Excerpts from a dataset

++++++++

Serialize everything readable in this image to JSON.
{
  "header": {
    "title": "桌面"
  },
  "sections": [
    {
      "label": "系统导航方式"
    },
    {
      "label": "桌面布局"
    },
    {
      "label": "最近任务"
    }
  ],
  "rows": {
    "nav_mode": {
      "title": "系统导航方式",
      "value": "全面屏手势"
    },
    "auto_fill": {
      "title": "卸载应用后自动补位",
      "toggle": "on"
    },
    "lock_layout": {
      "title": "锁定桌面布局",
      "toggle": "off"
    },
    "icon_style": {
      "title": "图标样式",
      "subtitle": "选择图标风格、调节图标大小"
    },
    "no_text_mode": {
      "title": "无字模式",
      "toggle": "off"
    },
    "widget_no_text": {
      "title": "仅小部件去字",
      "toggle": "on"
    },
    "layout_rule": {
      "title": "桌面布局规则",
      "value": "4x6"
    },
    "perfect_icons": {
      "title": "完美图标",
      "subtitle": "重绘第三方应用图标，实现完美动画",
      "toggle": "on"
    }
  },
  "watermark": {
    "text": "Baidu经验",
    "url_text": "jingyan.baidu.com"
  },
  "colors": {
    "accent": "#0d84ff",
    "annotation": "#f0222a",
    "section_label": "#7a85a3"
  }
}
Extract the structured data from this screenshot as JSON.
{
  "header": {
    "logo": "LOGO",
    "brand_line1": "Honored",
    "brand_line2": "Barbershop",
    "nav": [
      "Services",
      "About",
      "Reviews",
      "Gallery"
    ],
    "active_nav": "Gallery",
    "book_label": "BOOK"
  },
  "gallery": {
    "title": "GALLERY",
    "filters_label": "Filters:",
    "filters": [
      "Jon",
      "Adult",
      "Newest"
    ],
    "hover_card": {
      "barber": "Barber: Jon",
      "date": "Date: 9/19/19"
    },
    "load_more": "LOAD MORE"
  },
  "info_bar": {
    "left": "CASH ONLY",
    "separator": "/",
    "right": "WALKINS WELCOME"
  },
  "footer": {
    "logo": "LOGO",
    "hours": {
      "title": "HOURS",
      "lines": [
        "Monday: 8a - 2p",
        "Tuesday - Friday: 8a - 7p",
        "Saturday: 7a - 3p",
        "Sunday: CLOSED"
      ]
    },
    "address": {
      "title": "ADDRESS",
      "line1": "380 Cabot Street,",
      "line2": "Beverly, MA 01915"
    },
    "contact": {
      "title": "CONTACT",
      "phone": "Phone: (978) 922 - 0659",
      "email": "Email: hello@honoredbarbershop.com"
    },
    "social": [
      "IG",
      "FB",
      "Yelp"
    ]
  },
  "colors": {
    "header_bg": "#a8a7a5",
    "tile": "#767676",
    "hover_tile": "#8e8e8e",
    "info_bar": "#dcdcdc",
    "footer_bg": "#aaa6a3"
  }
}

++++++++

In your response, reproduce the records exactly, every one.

Serialize everything readable in this image to JSON.
{
  "header": {
    "title": "桌面"
  },
  "sections": [
    {
      "label": "系统导航方式"
    },
    {
      "label": "桌面布局"
    },
    {
      "label": "最近任务"
    }
  ],
  "rows": {
    "nav_mode": {
      "title": "系统导航方式",
      "value": "全面屏手势"
    },
    "auto_fill": {
      "title": "卸载应用后自动补位",
      "toggle": "on"
    },
    "lock_layout": {
      "title": "锁定桌面布局",
      "toggle": "off"
    },
    "icon_style": {
      "title": "图标样式",
      "subtitle": "选择图标风格、调节图标大小"
    },
    "no_text_mode": {
      "title": "无字模式",
      "toggle": "off"
    },
    "widget_no_text": {
      "title": "仅小部件去字",
      "toggle": "on"
    },
    "layout_rule": {
      "title": "桌面布局规则",
      "value": "4x6"
    },
    "perfect_icons": {
      "title": "完美图标",
      "subtitle": "重绘第三方应用图标，实现完美动画",
      "toggle": "on"
    }
  },
  "watermark": {
    "text": "Baidu经验",
    "url_text": "jingyan.baidu.com"
  },
  "colors": {
    "accent": "#0d84ff",
    "annotation": "#f0222a",
    "section_label": "#7a85a3"
  }
}
Extract the structured data from this screenshot as JSON.
{
  "header": {
    "logo": "LOGO",
    "brand_line1": "Honored",
    "brand_line2": "Barbershop",
    "nav": [
      "Services",
      "About",
      "Reviews",
      "Gallery"
    ],
    "active_nav": "Gallery",
    "book_label": "BOOK"
  },
  "gallery": {
    "title": "GALLERY",
    "filters_label": "Filters:",
    "filters": [
      "Jon",
      "Adult",
      "Newest"
    ],
    "hover_card": {
      "barber": "Barber: Jon",
      "date": "Date: 9/19/19"
    },
    "load_more": "LOAD MORE"
  },
  "info_bar": {
    "left": "CASH ONLY",
    "separator": "/",
    "right": "WALKINS WELCOME"
  },
  "footer": {
    "logo": "LOGO",
    "hours": {
      "title": "HOURS",
      "lines": [
        "Monday: 8a - 2p",
        "Tuesday - Friday: 8a - 7p",
        "Saturday: 7a - 3p",
        "Sunday: CLOSED"
      ]
    },
    "address": {
      "title": "ADDRESS",
      "line1": "380 Cabot Street,",
      "line2": "Beverly, MA 01915"
    },
    "contact": {
      "title": "CONTACT",
      "phone": "Phone: (978) 922 - 0659",
      "email": "Email: hello@honoredbarbershop.com"
    },
    "social": [
      "IG",
      "FB",
      "Yelp"
    ]
  },
  "colors": {
    "header_bg": "#a8a7a5",
    "tile": "#767676",
    "hover_tile": "#8e8e8e",
    "info_bar": "#dcdcdc",
    "footer_bg": "#aaa6a3"
  }
}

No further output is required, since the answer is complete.